In a UK survey conducted in 2020, 6 out of 10 freelancers reported they regularly feel lonely due to the nature of their work. On top of feeling isolated, 62% of respondents also said they feel stressed due to their work. This data reveals that one of the most important things an employer can do to attract freelancers is to pay special attention to how they integrate external talent. Building a strong culture is one feat, but creating one that also helps freelancers feel included requires another layer of community to build — and it’s not just a responsibility of leadership, but of employees, too.

One of the best ways to create an inviting atmosphere for freelancers is by ensuring they know their voice is heard and their opinion is respected by their team — especially leadership. Regularly invite them to team meetings and ensure they get the chance to speak up regarding decisions; they are highly skilled and experienced in their domain, after all.

Additionally, invite them to team-bonding activities, virtual or in-person, to help employees get to know their freelance coworkers better and build relationships. Although in-office work is not possible for every company, if there is a physical office, make sure the freelance team knows they are welcome to visit and utilize the space anytime they wish.

Offer Dependable Pay — And Stick To It  

According to a 2021 survey (registration required) by my company, the top two reasons freelancers leave freelancing is unstable income and a lack of available projects. Unfortunately, these issues have haunted freelancers for years and contribute to the idea of the “starving freelancer” — an independent worker who is continuously forced to chase after new work just to pay the bills.

Although this idea doesn’t in any way paint the proper picture of what it means to be a freelancer, developing a continuous pipeline of projects that pays the bills isn’t easy.

That being said, one of the most important aspects to offer a freelancer is a dependable income that is consistently paid on time. While this may seem obvious to some, many freelancers have encountered clients who make them chase down payments and invoices regularly, making it that much more exhausting to even think of taking on another.

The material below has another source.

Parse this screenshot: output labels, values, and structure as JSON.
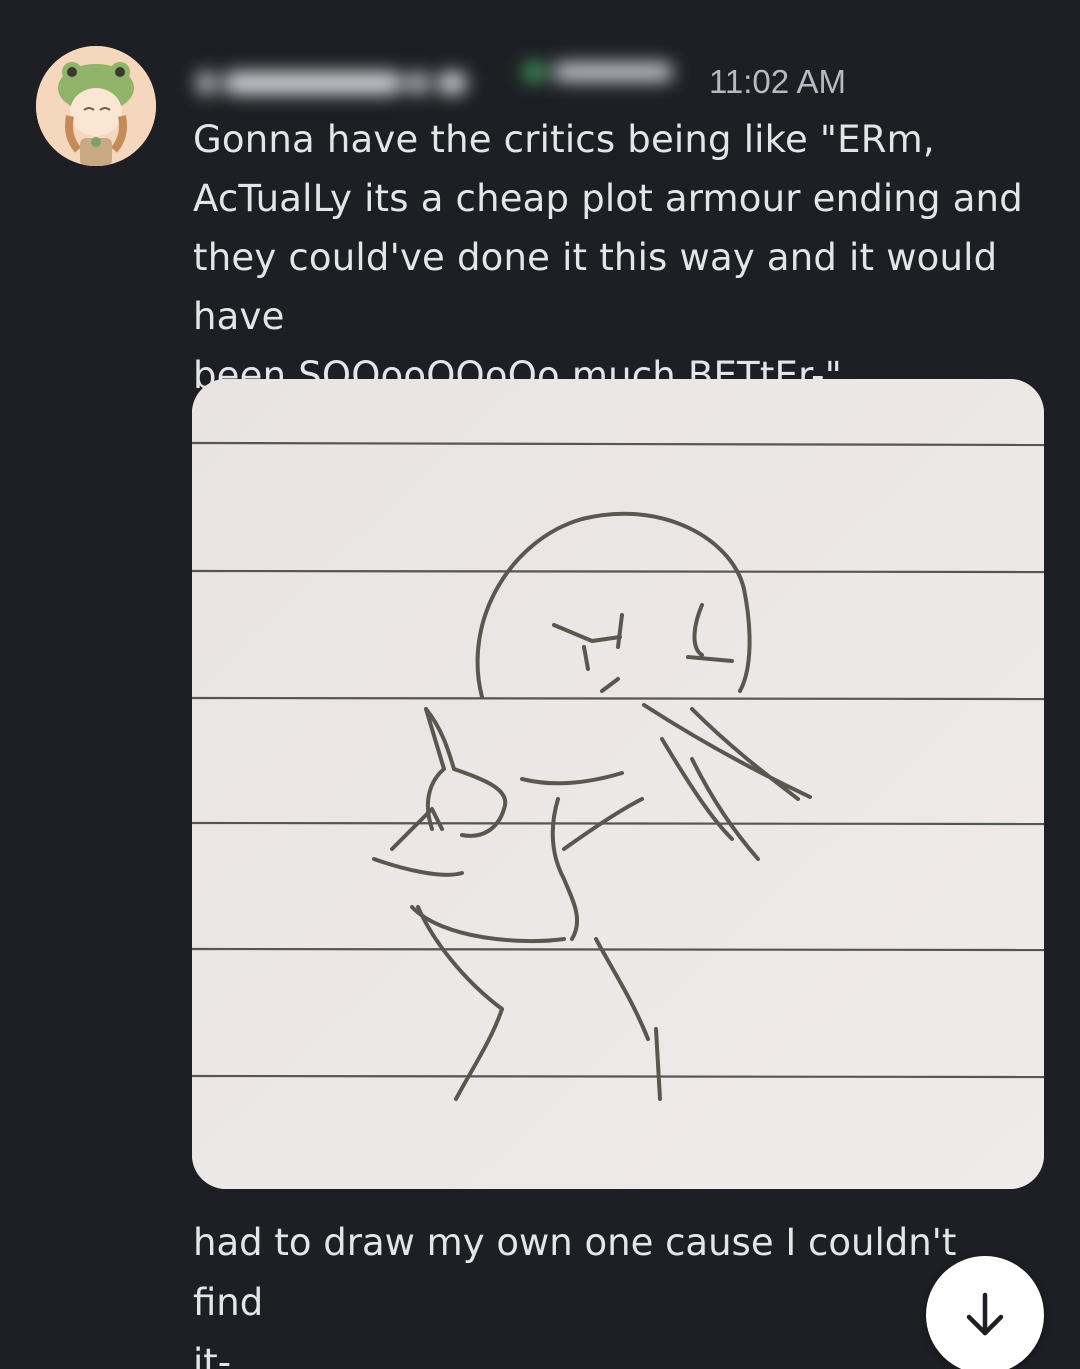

Freelancers work just the same as employees and use the same effort, if not more, to achieve outcomes, and they deserve the same treatment regarding pay. If you don’t have the resources to pay your freelancers on time, you can consider utilizing a talent platform that will take care of the billing for you. (Full disclosure: My company specializes in connecting freelancers and employers.)

Most importantly, no matter the strategy you decide to use to pay your freelancers, always discuss how payment is done ahead of the contract and stick to it. Freelancers will greatly appreciate the upfront transparency, and your talent retention will benefit from it.

Attracting elite freelancers isn’t as easy as simply posting a job — and the benefits offered to full-time employees won’t do the trick, either. In an age where workers are gaining more control at a rapid pace, employers need to have a keen sense of how to attract independent workers — and their decisions will largely impact their agility in the years to come.